Study: Background Sources, Not Oil and Gas, Main Contributors To Colorado Methane Emissions
Colorado’s methane emissions are coming from background sources in areas far from the state’s oil and natural production, according to a report recently published by the Payne Institute for Public Policy at the Colorado School of Mines. The report also finds that agriculture and wetlands are contributing significantly to emissions.
The Payne Institute report utilized data from a TROPOMI instrument on board the Copernicus Sentinel-5 Precursor satellite along with traditional bottom-up and top-down measuring methods. Incorporating multiple measurement methods increases the accuracy of the research and is the recommended approach by agencies like the National Oceanic and Atmospheric Administration. NOAA recommends “coordinated, contemporaneous top-down and bottom-up measurement campaigns” as “crucial for identifying knowledge gaps and prioritizing emission inventory improvements.”
The result of this multi-pronged measurement strategy was a bit unexpected: Methane emissions over a large area in the southeast corner of the study were as high – or even higher – than those in the Denver-Julesburg (DJ) Basin where oil and natural gas and agriculture are large industries. Additionally, the researchers acknowledged the contributions of wetlands, and the report ultimately reaffirms the need for additional data collection and the use of emerging technologies to better understand the sources of methane emissions.
Large Methane Sources Far From Production
The DJ Basin that covers much of northern and eastern Colorado and extends into southeast Wyoming, western Nebraska, and western Kansas was the focus of this research.
Notably, one of the largest sources of methane emissions identified in the report was actually in the southeast corner of the study area where there is very little oil and natural gas production::
“We can see that there are higher methane concentrations in the southeast corner of our region, possibly due to larger background methane concentrations in Oklahoma and Kansas.”
Pollution comes in many forms and its presence in Oklahoma and Kansas has nothing to do with oil and natural gas production in Colorado.
The study also compared certain areas to regional averages on different temporal scales:
“Similarly, we might be interested in asking: how often is the methane concentration in each gridbox among the top 25 percent in the region? This analysis could also help spot recurring areas of high methane emissions. Particularly, it could reveal gridboxes with the most intense emissions.”
The map below shows that concentrations are again high in the southeast:
Other Sources Contributing To Methane Emissions
Even in Colorado’s Front Range, where the vast bulk of the state’s oil and natural gas production takes place, the researchers were unable to attribute methane emissions specifically to the energy industry because of agricultural operations:
“The area north of Denver, east of Bolder, and southeast of Fort Collins also shows consistently high concentrations of methane. This could be due to agriculture or oil and gas developments in this area.”
The study also cites two of the state’s major rivers and surrounding wetlands a main source of methane emissions:
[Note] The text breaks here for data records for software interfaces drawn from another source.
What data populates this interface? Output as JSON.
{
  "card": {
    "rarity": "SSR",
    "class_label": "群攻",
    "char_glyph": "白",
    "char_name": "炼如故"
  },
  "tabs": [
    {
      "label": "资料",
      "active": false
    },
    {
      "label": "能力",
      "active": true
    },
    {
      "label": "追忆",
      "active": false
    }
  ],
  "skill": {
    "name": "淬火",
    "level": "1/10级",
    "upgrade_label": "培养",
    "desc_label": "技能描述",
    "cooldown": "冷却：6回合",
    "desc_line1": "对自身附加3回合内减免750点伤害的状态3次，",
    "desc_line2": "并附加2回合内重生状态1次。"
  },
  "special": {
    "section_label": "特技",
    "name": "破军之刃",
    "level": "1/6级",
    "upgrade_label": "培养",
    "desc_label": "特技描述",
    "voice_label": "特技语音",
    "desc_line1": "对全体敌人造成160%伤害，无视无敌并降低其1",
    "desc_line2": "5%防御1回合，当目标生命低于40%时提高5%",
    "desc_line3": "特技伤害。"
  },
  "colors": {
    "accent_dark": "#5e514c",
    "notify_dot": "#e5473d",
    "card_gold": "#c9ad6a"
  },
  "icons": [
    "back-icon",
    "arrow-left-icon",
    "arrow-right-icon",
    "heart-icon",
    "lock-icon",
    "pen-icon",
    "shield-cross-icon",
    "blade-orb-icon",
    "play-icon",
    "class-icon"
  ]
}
“Finally, there appears to be a ‘right caret’ pattern of elevated methane concentrations starting northeast of Cheyenne and east of Denver. This ‘right caret’ directly follows the path of the North and South Platte Rivers. Elevated methane concentrations in this area could be due to agriculture or the presence of wetlands, both of which are known to be sources of methane emissions.”
Improving technology is helping to shed more light on the sources of Colorado’s methane emissions and more work must be done to build on this.
While oil and natural gas development continues to be vilified as being the primary source of methane and volatile organic compounds, the industry has taken significant steps to reduce its footprint over the past decade. This was demonstrated at a Regional Air Quality Control meeting where data showed that VOCs from oil and natural gas operations fell by more than 40 percent between 2011 and 2017, all while oil and natural gas production increased by almost 400 percent over the same period of time. Meanwhile, the Payne Institute research indicates that oil and natural gas development in the DJ Basin is not the only significant source of methane in Colorado.
Colorado public policy makers need a better understanding of the source of methane emissions in the state, beyond the decreasing contributions from the oil and natural gas industry through its use of innovative technology, to develop sound strategies that will be effective in meeting air quality goals.